Taking photos of public spaces is fine, but it is forbidden to photograph military installations and highly unwise to photograph any government property (police stations, etc.) or industrial/technical facilities (cell phone towers, for example). You may be subject to questioning and forced to delete your images.
Most lodges have a tip box at the reception desk. We recommend contributing $5-20 for each day of your stay. Tips are shared among the whole staff, so individual tipping of waiters, bartenders, bellhops, etc. is not necessary.
At restaurants, leaving a tip for a waiter is not a regular custom in Tanzania, though you may consider leaving a small amount that rounds out a bill (to the nearest thousand shillings, about 3-5%). Your server will be very grateful. This does not apply in dining areas at lodges where you are staying, as the tip box covers tips for the wait staff.
Health & Safety
Water served in pitchers at all tourist lodges and camps, and at our Mbahe Village cottages, has been purified and is safe to drink. All beverages served in bottles (soda, beer, etc.) are safe to drink.
Remember always to wash your hands or use hand sanitizer before eating.
Common sense and some basic precautions are the best protection against becoming a crime victim during your visit.
PRACTICAL ADVICE WHEN ON FOOT
• Whether in cities, towns, or villages be conscious of your surroundings at all times;
• Do not walk alone, especially in isolated areas, on beaches, or after dark;
• Do not carry cameras or large sums of cash or wear expensive-looking jewelry or watches;
• When a situation feels threatening, follow your instincts and leave the scene;

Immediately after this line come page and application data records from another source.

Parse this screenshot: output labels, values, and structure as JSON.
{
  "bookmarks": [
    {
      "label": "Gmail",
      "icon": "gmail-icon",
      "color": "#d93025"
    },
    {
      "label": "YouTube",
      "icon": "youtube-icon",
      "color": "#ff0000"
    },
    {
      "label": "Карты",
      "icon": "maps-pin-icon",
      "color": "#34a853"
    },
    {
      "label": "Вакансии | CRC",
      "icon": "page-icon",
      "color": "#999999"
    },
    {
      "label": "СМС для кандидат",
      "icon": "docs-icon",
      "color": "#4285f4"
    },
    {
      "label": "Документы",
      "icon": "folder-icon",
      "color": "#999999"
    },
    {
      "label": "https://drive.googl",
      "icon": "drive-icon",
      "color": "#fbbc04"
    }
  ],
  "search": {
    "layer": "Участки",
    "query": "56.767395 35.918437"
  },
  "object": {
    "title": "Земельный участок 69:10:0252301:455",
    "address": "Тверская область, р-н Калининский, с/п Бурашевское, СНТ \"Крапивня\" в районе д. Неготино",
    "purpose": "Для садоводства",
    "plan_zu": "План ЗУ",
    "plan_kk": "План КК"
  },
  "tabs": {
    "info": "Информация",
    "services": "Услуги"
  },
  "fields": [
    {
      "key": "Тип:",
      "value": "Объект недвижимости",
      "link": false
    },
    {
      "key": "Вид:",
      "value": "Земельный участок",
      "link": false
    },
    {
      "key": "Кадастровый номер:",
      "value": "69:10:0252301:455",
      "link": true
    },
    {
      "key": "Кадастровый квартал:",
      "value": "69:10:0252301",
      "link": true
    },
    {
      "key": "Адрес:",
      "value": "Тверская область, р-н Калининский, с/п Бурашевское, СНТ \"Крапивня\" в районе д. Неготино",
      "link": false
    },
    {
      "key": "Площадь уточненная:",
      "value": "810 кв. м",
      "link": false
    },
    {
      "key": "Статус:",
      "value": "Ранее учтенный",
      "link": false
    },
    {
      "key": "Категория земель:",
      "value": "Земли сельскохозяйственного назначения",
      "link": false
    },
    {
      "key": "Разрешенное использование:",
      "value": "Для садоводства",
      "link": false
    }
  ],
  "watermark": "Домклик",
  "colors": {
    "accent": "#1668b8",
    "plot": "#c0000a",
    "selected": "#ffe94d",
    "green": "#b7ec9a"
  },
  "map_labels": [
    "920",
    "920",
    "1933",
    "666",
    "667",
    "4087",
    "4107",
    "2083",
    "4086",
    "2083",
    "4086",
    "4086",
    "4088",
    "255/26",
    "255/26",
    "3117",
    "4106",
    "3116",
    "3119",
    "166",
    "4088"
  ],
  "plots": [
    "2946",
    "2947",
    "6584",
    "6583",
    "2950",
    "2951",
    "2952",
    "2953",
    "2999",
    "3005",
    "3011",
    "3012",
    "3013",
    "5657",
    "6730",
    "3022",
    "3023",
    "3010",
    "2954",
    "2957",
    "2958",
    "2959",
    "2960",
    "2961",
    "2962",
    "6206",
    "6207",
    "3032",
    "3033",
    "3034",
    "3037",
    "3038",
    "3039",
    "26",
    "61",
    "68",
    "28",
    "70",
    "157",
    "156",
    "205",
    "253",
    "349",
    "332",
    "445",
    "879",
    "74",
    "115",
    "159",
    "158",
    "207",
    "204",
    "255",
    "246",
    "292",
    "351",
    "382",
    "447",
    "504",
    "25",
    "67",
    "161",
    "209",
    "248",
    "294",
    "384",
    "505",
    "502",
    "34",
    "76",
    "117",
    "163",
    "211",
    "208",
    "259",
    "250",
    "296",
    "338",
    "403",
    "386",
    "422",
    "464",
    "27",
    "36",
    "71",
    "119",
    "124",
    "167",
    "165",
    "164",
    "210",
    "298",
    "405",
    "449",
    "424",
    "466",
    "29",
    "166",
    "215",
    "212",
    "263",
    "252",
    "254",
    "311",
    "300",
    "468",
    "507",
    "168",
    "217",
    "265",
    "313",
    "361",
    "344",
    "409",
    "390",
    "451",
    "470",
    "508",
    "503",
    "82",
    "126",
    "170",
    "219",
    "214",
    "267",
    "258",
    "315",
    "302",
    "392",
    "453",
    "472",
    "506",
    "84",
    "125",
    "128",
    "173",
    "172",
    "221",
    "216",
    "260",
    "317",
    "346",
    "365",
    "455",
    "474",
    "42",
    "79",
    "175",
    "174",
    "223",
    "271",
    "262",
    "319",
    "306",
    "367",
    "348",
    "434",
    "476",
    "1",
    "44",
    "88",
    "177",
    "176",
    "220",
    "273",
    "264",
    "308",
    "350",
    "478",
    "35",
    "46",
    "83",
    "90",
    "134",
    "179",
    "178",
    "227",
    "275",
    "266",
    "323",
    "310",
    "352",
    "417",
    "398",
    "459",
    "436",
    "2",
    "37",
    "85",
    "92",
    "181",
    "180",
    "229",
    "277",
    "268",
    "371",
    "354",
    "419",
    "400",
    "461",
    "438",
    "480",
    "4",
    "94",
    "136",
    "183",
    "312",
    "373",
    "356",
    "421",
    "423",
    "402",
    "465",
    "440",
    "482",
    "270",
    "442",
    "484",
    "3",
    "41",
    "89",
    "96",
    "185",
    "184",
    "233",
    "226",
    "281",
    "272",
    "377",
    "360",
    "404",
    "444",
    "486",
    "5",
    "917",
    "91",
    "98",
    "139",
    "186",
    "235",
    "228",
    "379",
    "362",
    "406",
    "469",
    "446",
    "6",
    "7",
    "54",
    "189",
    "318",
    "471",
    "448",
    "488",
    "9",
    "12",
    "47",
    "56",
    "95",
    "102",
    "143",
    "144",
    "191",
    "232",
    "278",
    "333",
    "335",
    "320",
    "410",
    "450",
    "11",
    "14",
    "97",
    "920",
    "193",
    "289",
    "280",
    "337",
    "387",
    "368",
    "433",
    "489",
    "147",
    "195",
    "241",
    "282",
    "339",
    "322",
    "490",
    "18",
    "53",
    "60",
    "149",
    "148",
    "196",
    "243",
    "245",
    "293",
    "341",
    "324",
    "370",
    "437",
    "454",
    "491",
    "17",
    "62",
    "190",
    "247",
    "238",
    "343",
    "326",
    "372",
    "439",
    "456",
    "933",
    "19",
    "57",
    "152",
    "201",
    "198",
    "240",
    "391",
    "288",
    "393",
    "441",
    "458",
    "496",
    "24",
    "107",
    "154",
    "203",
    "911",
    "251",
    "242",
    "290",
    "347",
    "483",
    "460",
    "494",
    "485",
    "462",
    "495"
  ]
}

• In the unfortunate circumstance of encountering thieves demanding money and valuables, hand over what they ask for and avoid violent confrontation;
• If you are the victim of a crime, report it immediately to the police and/or park officials; contact SENE as we will provide any needed assistance.

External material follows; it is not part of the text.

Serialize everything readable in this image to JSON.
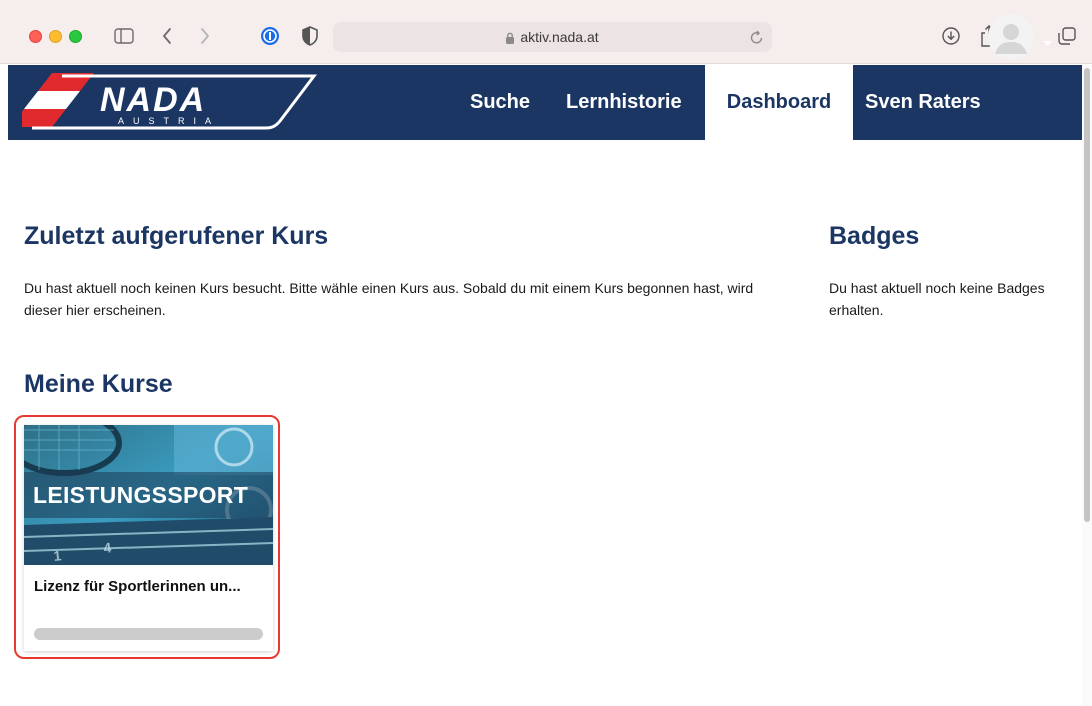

PRACTICAL ADVICE IN OVERNIGHT ACCOMMODATIONS
• Use the hotel safe to store large amounts of cash and valuables;
• Never leave cash or valuables in your hotel room;

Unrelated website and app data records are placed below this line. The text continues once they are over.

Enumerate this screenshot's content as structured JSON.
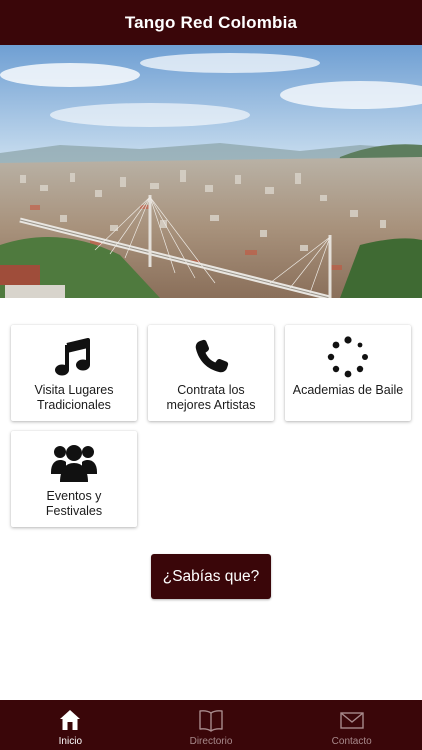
{
  "app": {
    "title": "Tango Red Colombia"
  },
  "hero": {
    "image": "city-panorama-bridge"
  },
  "tiles": [
    {
      "label_line1": "Visita Lugares",
      "label_line2": "Tradicionales",
      "icon": "music-note-icon"
    },
    {
      "label_line1": "Contrata los",
      "label_line2": "mejores Artistas",
      "icon": "phone-icon"
    },
    {
      "label_line1": "Academias de Baile",
      "label_line2": "",
      "icon": "spinner-icon"
    },
    {
      "label_line1": "Eventos y",
      "label_line2": "Festivales",
      "icon": "group-icon"
    }
  ],
  "cta": {
    "label": "¿Sabías que?"
  },
  "tabbar": {
    "active": "Inicio",
    "items": [
      {
        "label": "Inicio",
        "icon": "home-icon"
      },
      {
        "label": "Directorio",
        "icon": "book-icon"
      },
      {
        "label": "Contacto",
        "icon": "envelope-icon"
      }
    ]
  },
  "colors": {
    "brand": "#3a0609",
    "tab_inactive": "#a88a8c",
    "white": "#ffffff"
  }
}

• Lock your door when you are not in your room;
• Lock your door when you are in your room;
• Know the procedure for contacting hotel staff in emergency.
SENE SECURITY MEASURES.
Through monitoring of public news reports and the alerts provided by the Tanzania National Park Authority and the Tanzania Tourist Board, SENE is aware of isolated incidents against tourists when and where they do occur. Using such information, SENE regularly assesses the security situation and revises itineraries if we determine that the existing program would put our guests at risk.
SENE mountain guides and safari drivers all carry radios or phones so they can be in contact with our main office in Moshi. When on safari our drivers travel only the main roads from Moshi to Arusha and the main roads into the safari parks. We travel only during daylight hours, except for the heavily trafficked road between Kilimanjaro International Airport and Moshi and Arusha Towns in the case of guests arriving on flights after sunset. We set up our overnight camps on Kilimanjaro and on safari only in official camp sites established by the Tanzania National Park Authority or at private, secure tourist camps.